RBS has offered 10 at-risk branches a reprieve – but warned customers must use them, or risk losing them for good.
The bank announced plans to close 62 branches across Scotland last December, with Wick, Aviemore, Nairn, Grantown on Spey, Banff, Turriff, Dyce, Bridge of Don, Ellon and Huntly among those to go.
Politicians and communities have rallied in opposition, with the Press and Journal also launching the Save our Banks campaign.
And yesterday, RBS finally bowed to public pressure and announced a stay of execution for 10 of the branches – including Castlebay on Barra, Beauly, Kyle, Tongue and Inverary – until the end of the year.
RBS will be monitioring the use of the branches, and will then carry out an independent review to determine their long-term future.
Campaigners up north were celebrating last night, while those in the north-east – where the closures will go ahead as planned – vowed to continue the fight.
Jane Howard, managing director of RBS personal banking, said: “Having listened to the concerns of customers, communities and elected representatives from all political parties, we have decided to keep 10 branches open until the end of 2018. During this period we will monitor the level of transactions and new income at each branch and if there is a sustained and viable increase in both then we will reconsider the closure of the relevant branch as part of a full independent review.”
The P&J understands an as-yet-unnamed industry expert will carry out a rolling review of transactions and ‘new income’, defined as including mortgages.
SNP Westminster leader Ian Blackford, who represents Ross, Skye and Lochaber, hailed the decision as a partial victory following his three questions to Prime Minister Theresa May and two debates secured by his party, in contrast to the Conservatives “failing to lift a finger” on the issue.
He said: “The Press and Journal deserves to be commended for the Save Our Banks campaign. This will come as relief to the communities who can continue to use their branches and the SNP will continue our campaign.”
Isles MP Angus MacNeil described it as a “step in the right direction” but said there was still a “long way to go” to reassure communities.
The P&J’s Save Our Banks campaign backed by every Scottish political party, and highlighted concerns about how internet blackspots stymie online banking, the lack of proper impact assessment and consultation and the fact the closure programme would save only £9.5million – less than RBS spent on sponsoring Scottish Rugby in just one year.
More than 50 Scottish branches are still set to close from may this year, with Tain, Wick, Aviemore, Mallaig, Nairn, Inverness Queensgate, Grantown On Spey, Banff, Turriff, Dyce, Ellon, Huntly and Bridge of Don still in line to be axed.
Unite deputy Scottish secretary Mary Alexander said it was clear campaigners had forced a concession by “exposing the devastation of what the closures mean for communities and jobs” and RBS must go further and reconsider its entire closure programme.

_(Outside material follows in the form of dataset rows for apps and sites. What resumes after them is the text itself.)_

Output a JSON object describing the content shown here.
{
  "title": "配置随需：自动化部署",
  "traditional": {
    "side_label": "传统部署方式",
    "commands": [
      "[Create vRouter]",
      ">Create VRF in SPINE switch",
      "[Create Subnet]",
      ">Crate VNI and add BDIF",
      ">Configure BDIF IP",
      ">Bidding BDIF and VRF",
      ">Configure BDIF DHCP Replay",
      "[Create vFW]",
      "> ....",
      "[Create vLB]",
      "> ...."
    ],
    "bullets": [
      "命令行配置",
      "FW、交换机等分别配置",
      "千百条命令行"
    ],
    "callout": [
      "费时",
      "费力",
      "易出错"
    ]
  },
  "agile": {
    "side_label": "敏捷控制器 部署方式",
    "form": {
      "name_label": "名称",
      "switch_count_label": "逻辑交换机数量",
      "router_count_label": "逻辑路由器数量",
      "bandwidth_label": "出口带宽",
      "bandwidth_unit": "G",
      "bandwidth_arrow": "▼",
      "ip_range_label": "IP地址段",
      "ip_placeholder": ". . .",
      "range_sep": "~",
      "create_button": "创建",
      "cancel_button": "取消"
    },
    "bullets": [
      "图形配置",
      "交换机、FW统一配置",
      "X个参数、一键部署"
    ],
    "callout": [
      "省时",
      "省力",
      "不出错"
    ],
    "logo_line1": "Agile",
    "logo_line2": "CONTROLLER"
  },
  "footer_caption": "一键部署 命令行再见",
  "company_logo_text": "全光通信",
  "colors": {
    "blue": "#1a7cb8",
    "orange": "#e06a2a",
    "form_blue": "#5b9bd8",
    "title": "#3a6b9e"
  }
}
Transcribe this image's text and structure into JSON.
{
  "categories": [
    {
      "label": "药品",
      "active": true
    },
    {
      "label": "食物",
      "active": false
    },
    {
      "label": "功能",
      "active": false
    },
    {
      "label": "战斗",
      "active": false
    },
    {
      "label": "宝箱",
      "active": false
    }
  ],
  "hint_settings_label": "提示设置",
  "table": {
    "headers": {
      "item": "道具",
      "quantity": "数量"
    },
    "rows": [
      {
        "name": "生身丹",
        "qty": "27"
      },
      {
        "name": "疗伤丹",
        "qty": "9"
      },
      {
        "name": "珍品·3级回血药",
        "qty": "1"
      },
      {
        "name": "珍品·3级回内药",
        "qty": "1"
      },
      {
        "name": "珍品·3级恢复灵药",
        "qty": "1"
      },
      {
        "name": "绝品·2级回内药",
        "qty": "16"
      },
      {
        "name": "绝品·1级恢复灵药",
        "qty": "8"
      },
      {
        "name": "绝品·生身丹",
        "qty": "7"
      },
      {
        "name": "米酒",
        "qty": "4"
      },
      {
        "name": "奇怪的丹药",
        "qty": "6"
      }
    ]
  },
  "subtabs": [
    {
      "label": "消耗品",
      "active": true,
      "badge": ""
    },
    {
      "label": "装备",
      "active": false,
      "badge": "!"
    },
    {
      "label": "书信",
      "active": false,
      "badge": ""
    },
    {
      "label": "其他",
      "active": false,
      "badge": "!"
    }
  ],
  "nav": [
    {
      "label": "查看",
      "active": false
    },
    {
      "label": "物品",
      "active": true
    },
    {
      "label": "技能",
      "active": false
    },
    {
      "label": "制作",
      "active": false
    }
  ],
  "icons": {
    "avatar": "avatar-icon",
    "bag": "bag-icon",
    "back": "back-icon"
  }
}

Caithness, Sutherland and Easter Ross MP Jamie Stone said he was pleased the “super tanker of wrong thinking” guiding the closure programme had started to change track and urged customers to “use it or lose it”.
Gordon MP Colin Clark welcomed the breaththrough, but added: “However, this announcement doesn’t go nearly far enough and will come as little comfort to my constituents concerned about accessing their local branch.
“As things stand, banks across the north-east will shut, and the loss of a total of 52 will be a major blow to town centres across Scotland.”
Banff and Buchan MP David Duguid, Conservative, added he was disappointed Turriff and Banff and Buchan branches in his constituency had not been offered a reprieve and would “continue to fight for access to banking facilities”.